WHAT THIS TASK INVOLVES: Without any pictures, copy the records below once more, exactly as they are.

(Dataset rows describing interfaces)

*-*-*

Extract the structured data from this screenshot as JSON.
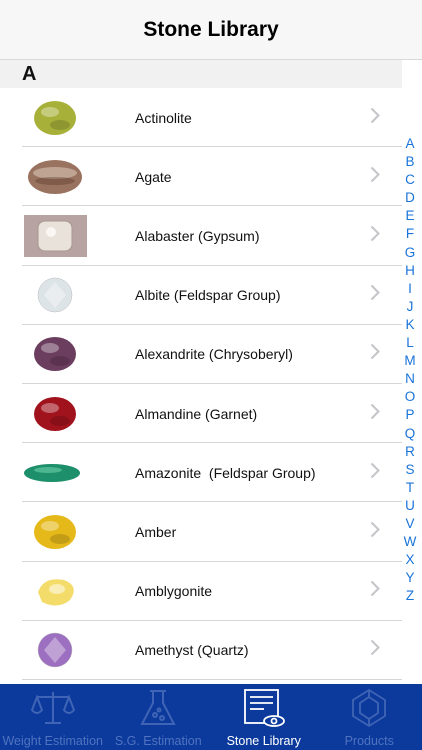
{
  "nav": {
    "title": "Stone Library"
  },
  "section": {
    "letter": "A"
  },
  "stones": [
    {
      "name": "Actinolite",
      "color": "#a7b13a"
    },
    {
      "name": "Agate",
      "color": "#9a7260"
    },
    {
      "name": "Alabaster (Gypsum)",
      "color": "#e9e2da"
    },
    {
      "name": "Albite (Feldspar Group)",
      "color": "#dde4e8"
    },
    {
      "name": "Alexandrite (Chrysoberyl)",
      "color": "#6b3d5e"
    },
    {
      "name": "Almandine (Garnet)",
      "color": "#a0121c"
    },
    {
      "name": "Amazonite  (Feldspar Group)",
      "color": "#1d8f6a"
    },
    {
      "name": "Amber",
      "color": "#e6b91a"
    },
    {
      "name": "Amblygonite",
      "color": "#f3dc6a"
    },
    {
      "name": "Amethyst (Quartz)",
      "color": "#9d6fc0"
    }
  ],
  "index_letters": [
    "A",
    "B",
    "C",
    "D",
    "E",
    "F",
    "G",
    "H",
    "I",
    "J",
    "K",
    "L",
    "M",
    "N",
    "O",
    "P",
    "Q",
    "R",
    "S",
    "T",
    "U",
    "V",
    "W",
    "X",
    "Y",
    "Z"
  ],
  "tabs": [
    {
      "label": "Weight Estimation",
      "icon": "scale-icon",
      "active": false
    },
    {
      "label": "S.G. Estimation",
      "icon": "flask-icon",
      "active": false
    },
    {
      "label": "Stone Library",
      "icon": "library-icon",
      "active": true
    },
    {
      "label": "Products",
      "icon": "gem-icon",
      "active": false
    }
  ],
  "colors": {
    "tabbar": "#0c3a9c",
    "index": "#1a73d9",
    "inactive_tab": "#4f73bf"
  }
}
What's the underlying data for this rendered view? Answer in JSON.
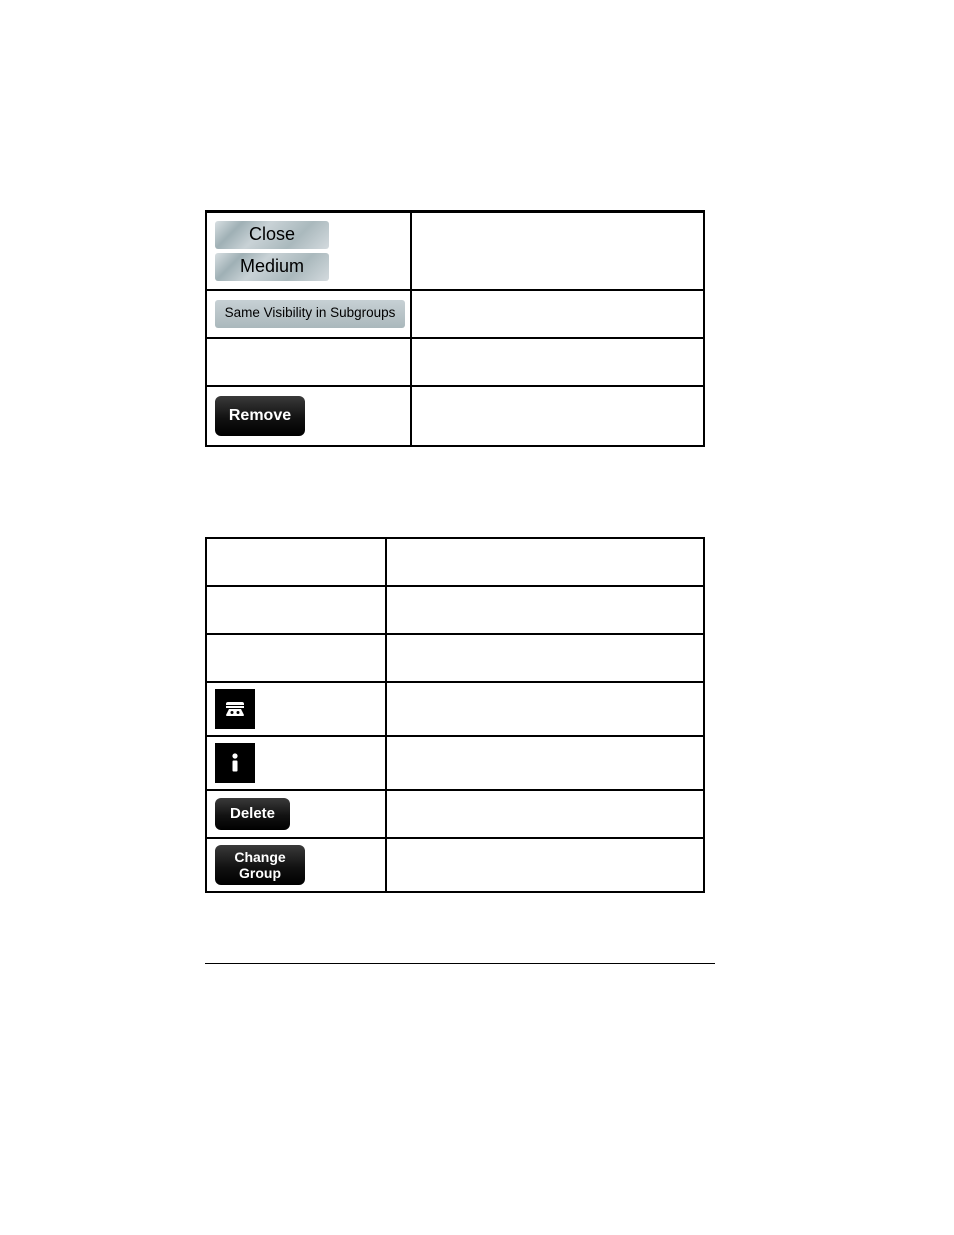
{
  "table1": {
    "rows": [
      {
        "btns": [
          "Close",
          "Medium"
        ],
        "desc": ""
      },
      {
        "btnsWide": "Same Visibility in Subgroups",
        "desc": ""
      },
      {
        "desc": ""
      },
      {
        "dark": "Remove",
        "desc": ""
      }
    ]
  },
  "table2": {
    "rows": [
      {
        "desc": ""
      },
      {
        "desc": ""
      },
      {
        "desc": ""
      },
      {
        "icon": "phone",
        "desc": ""
      },
      {
        "icon": "info",
        "desc": ""
      },
      {
        "darkSmall": "Delete",
        "desc": ""
      },
      {
        "darkTwoLine1": "Change",
        "darkTwoLine2": "Group",
        "desc": ""
      }
    ]
  }
}
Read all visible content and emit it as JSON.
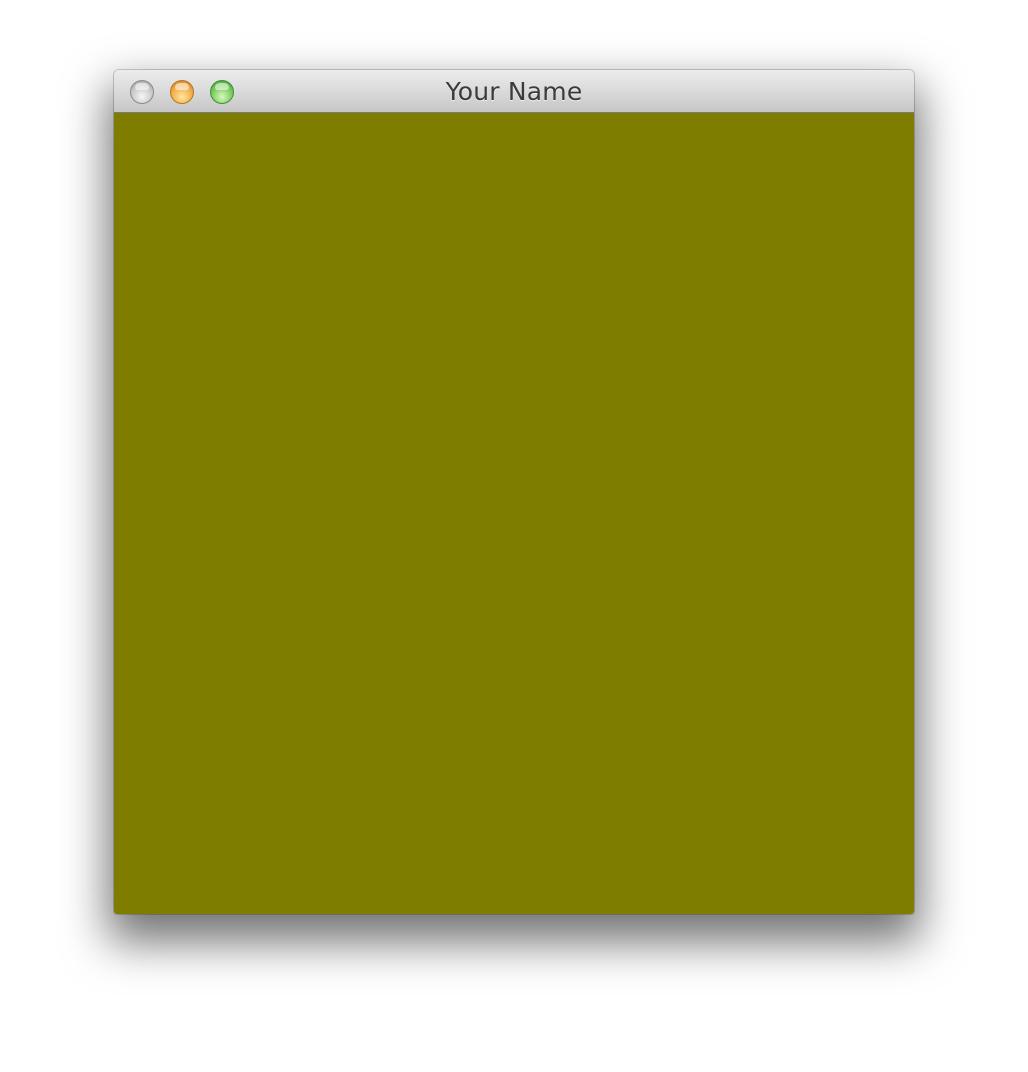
{
  "window": {
    "title": "Your Name",
    "content_color": "#7f7d00",
    "controls": {
      "close_icon": "close-icon",
      "minimize_icon": "minimize-icon",
      "zoom_icon": "zoom-icon"
    }
  }
}
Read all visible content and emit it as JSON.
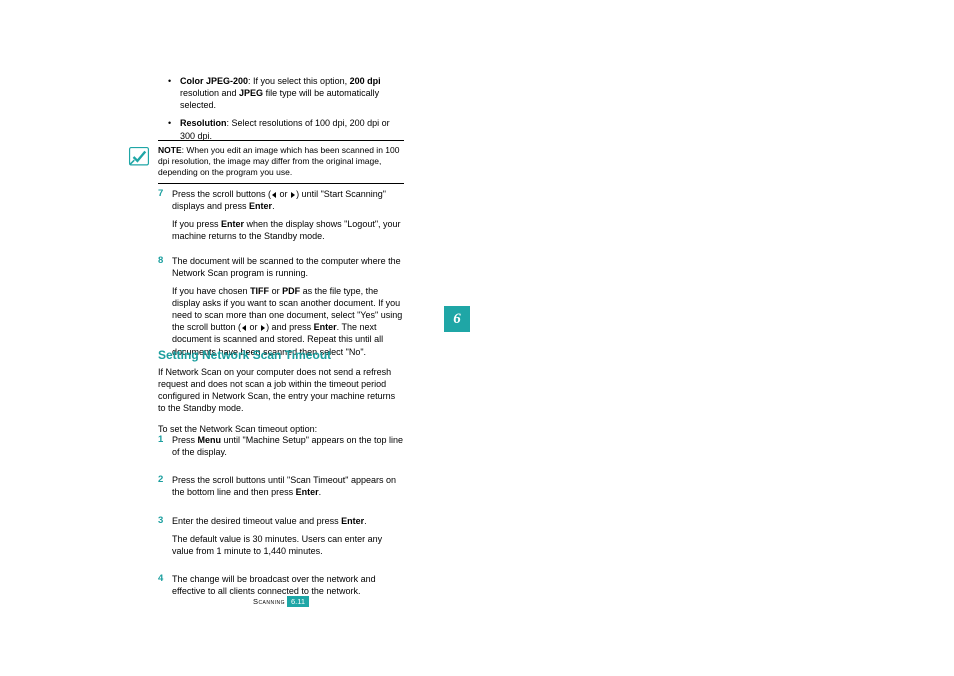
{
  "chapter_tab": "6",
  "bullets": [
    {
      "label": "Color JPEG-200",
      "text_before": ": If you select this option, ",
      "bold1": "200 dpi",
      "text_mid": " resolution and ",
      "bold2": "JPEG",
      "text_after": " file type will be automatically selected."
    },
    {
      "label": "Resolution",
      "text": ": Select resolutions of 100 dpi, 200 dpi or 300 dpi."
    }
  ],
  "note": {
    "label": "NOTE",
    "text": ": When you edit an image which has been scanned in 100 dpi resolution, the image may differ from the original image, depending on the program you use."
  },
  "steps_a": [
    {
      "num": "7",
      "p1_a": "Press the scroll buttons (",
      "p1_b": " or ",
      "p1_c": ") until \"Start Scanning\" displays and press ",
      "p1_bold": "Enter",
      "p1_d": ".",
      "p2_a": "If you press ",
      "p2_bold": "Enter",
      "p2_b": " when the display shows \"Logout\", your machine returns to the Standby mode."
    },
    {
      "num": "8",
      "p1": "The document will be scanned to the computer where the Network Scan program is running.",
      "p2_a": "If you have chosen ",
      "p2_b1": "TIFF",
      "p2_b": " or ",
      "p2_b2": "PDF",
      "p2_c": " as the file type, the display asks if you want to scan another document. If you need to scan more than one document, select \"Yes\" using the scroll button (",
      "p2_d": " or ",
      "p2_e": ") and press ",
      "p2_b3": "Enter",
      "p2_f": ". The next document is scanned and stored. Repeat this until all documents have been scanned then select \"No\"."
    }
  ],
  "heading": "Setting Network Scan Timeout",
  "intro": {
    "p1": "If Network Scan on your computer does not send a refresh request and does not scan a job within the timeout period configured in Network Scan, the entry your machine returns to the Standby mode.",
    "p2": "To set the Network Scan timeout option:"
  },
  "steps_b": [
    {
      "num": "1",
      "p1_a": "Press ",
      "p1_bold": "Menu",
      "p1_b": " until \"Machine Setup\" appears on the top line of the display."
    },
    {
      "num": "2",
      "p1_a": "Press the scroll buttons until \"Scan Timeout\" appears on the bottom line and then press ",
      "p1_bold": "Enter",
      "p1_b": "."
    },
    {
      "num": "3",
      "p1_a": "Enter the desired timeout value and press ",
      "p1_bold": "Enter",
      "p1_b": ".",
      "p2": "The default value is 30 minutes. Users can enter any value from 1 minute to 1,440 minutes."
    },
    {
      "num": "4",
      "p1": "The change will be broadcast over the network and effective to all clients connected to the network."
    }
  ],
  "footer": {
    "section": "Scanning",
    "page": "6.11"
  }
}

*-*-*

YOUR SOLUTION:
Extract the structured data from this screenshot as JSON.
{
  "nav": {
    "title": "Stone Library"
  },
  "section": {
    "letter": "A"
  },
  "stones": [
    {
      "name": "Actinolite",
      "color": "#a7b13a"
    },
    {
      "name": "Agate",
      "color": "#9a7260"
    },
    {
      "name": "Alabaster (Gypsum)",
      "color": "#e9e2da"
    },
    {
      "name": "Albite (Feldspar Group)",
      "color": "#dde4e8"
    },
    {
      "name": "Alexandrite (Chrysoberyl)",
      "color": "#6b3d5e"
    },
    {
      "name": "Almandine (Garnet)",
      "color": "#a0121c"
    },
    {
      "name": "Amazonite  (Feldspar Group)",
      "color": "#1d8f6a"
    },
    {
      "name": "Amber",
      "color": "#e6b91a"
    },
    {
      "name": "Amblygonite",
      "color": "#f3dc6a"
    },
    {
      "name": "Amethyst (Quartz)",
      "color": "#9d6fc0"
    }
  ],
  "index_letters": [
    "A",
    "B",
    "C",
    "D",
    "E",
    "F",
    "G",
    "H",
    "I",
    "J",
    "K",
    "L",
    "M",
    "N",
    "O",
    "P",
    "Q",
    "R",
    "S",
    "T",
    "U",
    "V",
    "W",
    "X",
    "Y",
    "Z"
  ],
  "tabs": [
    {
      "label": "Weight Estimation",
      "icon": "scale-icon",
      "active": false
    },
    {
      "label": "S.G. Estimation",
      "icon": "flask-icon",
      "active": false
    },
    {
      "label": "Stone Library",
      "icon": "library-icon",
      "active": true
    },
    {
      "label": "Products",
      "icon": "gem-icon",
      "active": false
    }
  ],
  "colors": {
    "tabbar": "#0c3a9c",
    "index": "#1a73d9",
    "inactive_tab": "#4f73bf"
  }
}
What's the underlying data for this rendered view? Answer in JSON.
{
  "table1": {
    "rows": [
      {
        "btns": [
          "Close",
          "Medium"
        ],
        "desc": ""
      },
      {
        "btnsWide": "Same Visibility in Subgroups",
        "desc": ""
      },
      {
        "desc": ""
      },
      {
        "dark": "Remove",
        "desc": ""
      }
    ]
  },
  "table2": {
    "rows": [
      {
        "desc": ""
      },
      {
        "desc": ""
      },
      {
        "desc": ""
      },
      {
        "icon": "phone",
        "desc": ""
      },
      {
        "icon": "info",
        "desc": ""
      },
      {
        "darkSmall": "Delete",
        "desc": ""
      },
      {
        "darkTwoLine1": "Change",
        "darkTwoLine2": "Group",
        "desc": ""
      }
    ]
  }
}
Read all visible content and emit it as JSON.
{
  "window": {
    "title": "Your Name",
    "content_color": "#7f7d00",
    "controls": {
      "close_icon": "close-icon",
      "minimize_icon": "minimize-icon",
      "zoom_icon": "zoom-icon"
    }
  }
}
Read all visible content and emit it as JSON.
{
  "chapter_tab": "6",
  "bullets": [
    {
      "label": "Color JPEG-200",
      "text_before": ": If you select this option, ",
      "bold1": "200 dpi",
      "text_mid": " resolution and ",
      "bold2": "JPEG",
      "text_after": " file type will be automatically selected."
    },
    {
      "label": "Resolution",
      "text": ": Select resolutions of 100 dpi, 200 dpi or 300 dpi."
    }
  ],
  "note": {
    "label": "NOTE",
    "text": ": When you edit an image which has been scanned in 100 dpi resolution, the image may differ from the original image, depending on the program you use."
  },
  "steps_a": [
    {
      "num": "7",
      "p1_a": "Press the scroll buttons (",
      "p1_b": " or ",
      "p1_c": ") until \"Start Scanning\" displays and press ",
      "p1_bold": "Enter",
      "p1_d": ".",
      "p2_a": "If you press ",
      "p2_bold": "Enter",
      "p2_b": " when the display shows \"Logout\", your machine returns to the Standby mode."
    },
    {
      "num": "8",
      "p1": "The document will be scanned to the computer where the Network Scan program is running.",
      "p2_a": "If you have chosen ",
      "p2_b1": "TIFF",
      "p2_b": " or ",
      "p2_b2": "PDF",
      "p2_c": " as the file type, the display asks if you want to scan another document. If you need to scan more than one document, select \"Yes\" using the scroll button (",
      "p2_d": " or ",
      "p2_e": ") and press ",
      "p2_b3": "Enter",
      "p2_f": ". The next document is scanned and stored. Repeat this until all documents have been scanned then select \"No\"."
    }
  ],
  "heading": "Setting Network Scan Timeout",
  "intro": {
    "p1": "If Network Scan on your computer does not send a refresh request and does not scan a job within the timeout period configured in Network Scan, the entry your machine returns to the Standby mode.",
    "p2": "To set the Network Scan timeout option:"
  },
  "steps_b": [
    {
      "num": "1",
      "p1_a": "Press ",
      "p1_bold": "Menu",
      "p1_b": " until \"Machine Setup\" appears on the top line of the display."
    },
    {
      "num": "2",
      "p1_a": "Press the scroll buttons until \"Scan Timeout\" appears on the bottom line and then press ",
      "p1_bold": "Enter",
      "p1_b": "."
    },
    {
      "num": "3",
      "p1_a": "Enter the desired timeout value and press ",
      "p1_bold": "Enter",
      "p1_b": ".",
      "p2": "The default value is 30 minutes. Users can enter any value from 1 minute to 1,440 minutes."
    },
    {
      "num": "4",
      "p1": "The change will be broadcast over the network and effective to all clients connected to the network."
    }
  ],
  "footer": {
    "section": "Scanning",
    "page": "6.11"
  }
}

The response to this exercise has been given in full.